You are expected to work as part of a network. It is, therefore, necessary for you to establish and maintain relationships and connections as part of your network. The network should have clear objectives.
Networks are important as they will enable you to address the different needs of the people you support. They will enable you to share knowledge and good practice with other professionals.
You should remember as a member of a network you are representing your organisation and should follow certain etiquette. This will include respecting your fellow members of the network. The respect should not just be limited to the person, it should be extended to the professional role. For example, if you are working with other professionals you should not interfere with their role or overstep your boundaries. You will be expected to respect your peers and be professional at all times.
You should also adhere to any administrative arrangements. For example, if there is a requirement to send information within a certain time frame this should be done within the time.

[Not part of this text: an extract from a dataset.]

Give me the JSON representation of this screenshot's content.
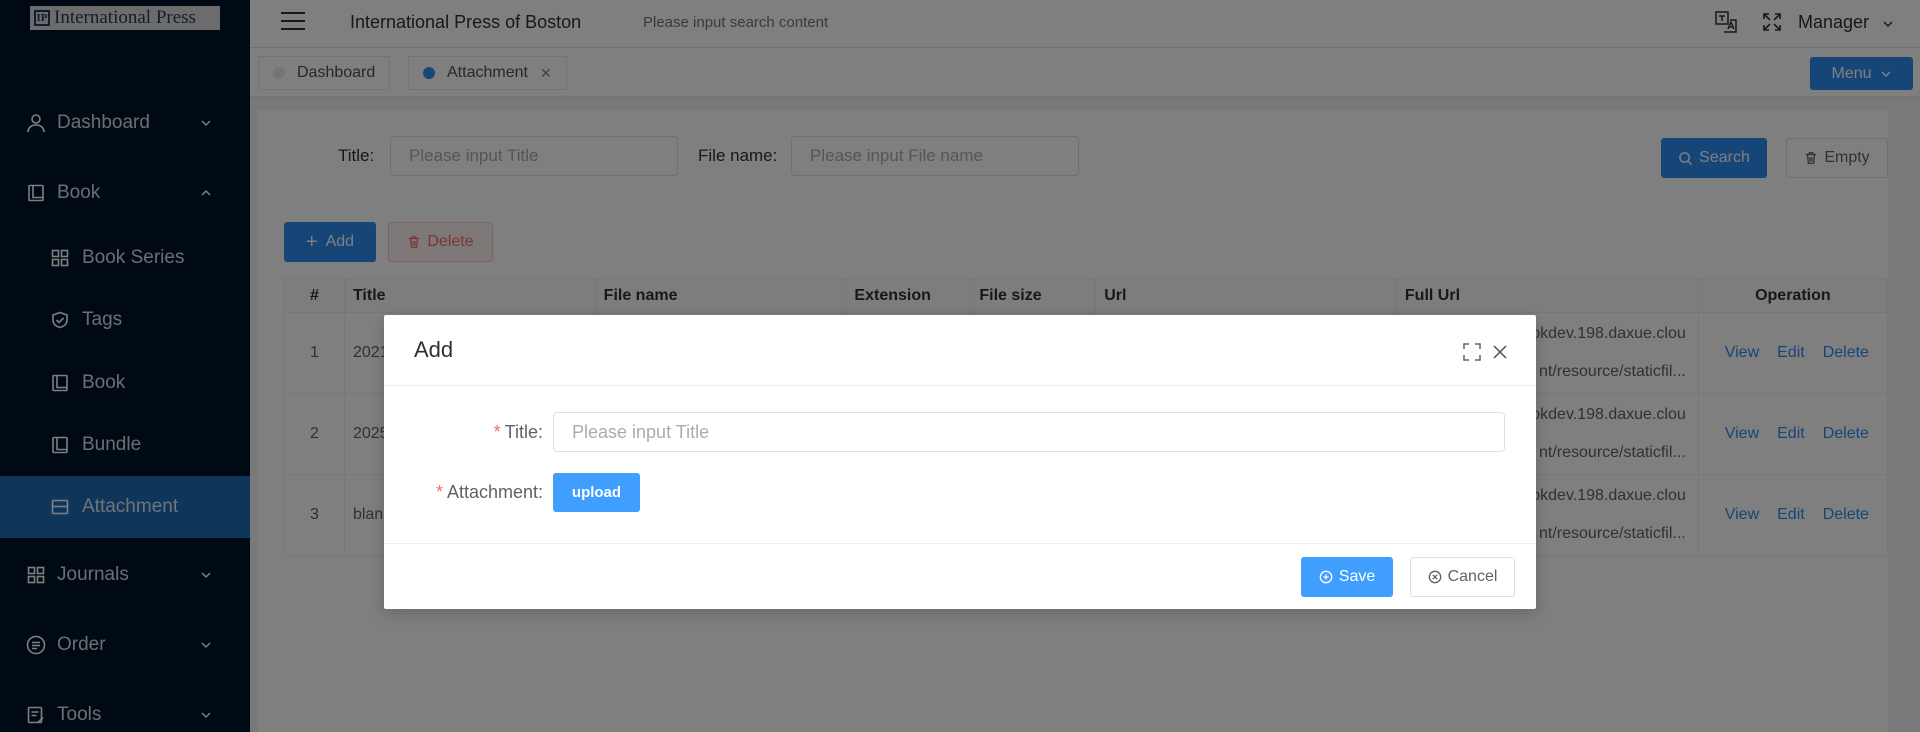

You will also be expected to have certain skills and competence to operate or perform certain functions such as using specialist software or databases. Here you can consider your writing style when recording information. Stay away from jargon or acronyms that are unique to your organisation or profession.
You should also bear in mind the importance of trust for your network to be successful. Network members will not feel safe to share information or to signpost work to you if there are question marks regarding your practice. For example where yourself and organisations are known for breaching confidentiality, standards, health and safety regulations.
There are other issues such as GDPR which you have to consider when working with networks. Certain information should only be shared on a need to know basis. You should also ensure you have gained consent from service users before sharing their information with others.
You should also naturally understand the remit of your job role. For example, when working with people who require specialist support you should recognise that any interventions might not be shared with yourself. Naturally, this can create conflict on the network. It’s always best to recognise that it’s not a matter of lack of trust but an initiative to protect the privacy of service users.
Other conflicts can be as a result of professional or organisational ethos. For example, when working with medical professionals they might insist on providing the service user a package based on medical care while if you come from a social background you might favour other interventions such as befriending.
Other conflicts or problems could be as a result of members of the network not being skilled enough to manage all the activities required by the network.
Lack of team members numbers on the network would also affect performance especially if there is a heavy workload.
To improve the network they should be good communication throughout. You should be in a position to utilise all the resources available to you to communicate with all members of the network. This should not just be limited to phone calls. You should consider emails and any face-to-face contact whenever possible.
Remember to work in line within realistic timescales. It is also important to apply some quality assurance techniques to your network such as getting feedback from all participants. Evaluation will also be a good idea to test how well your network is working. This will hopefully assist you to identify problems and areas where your network is performing exceptionally. Always better to identify problems early on before they become big and unmanageable.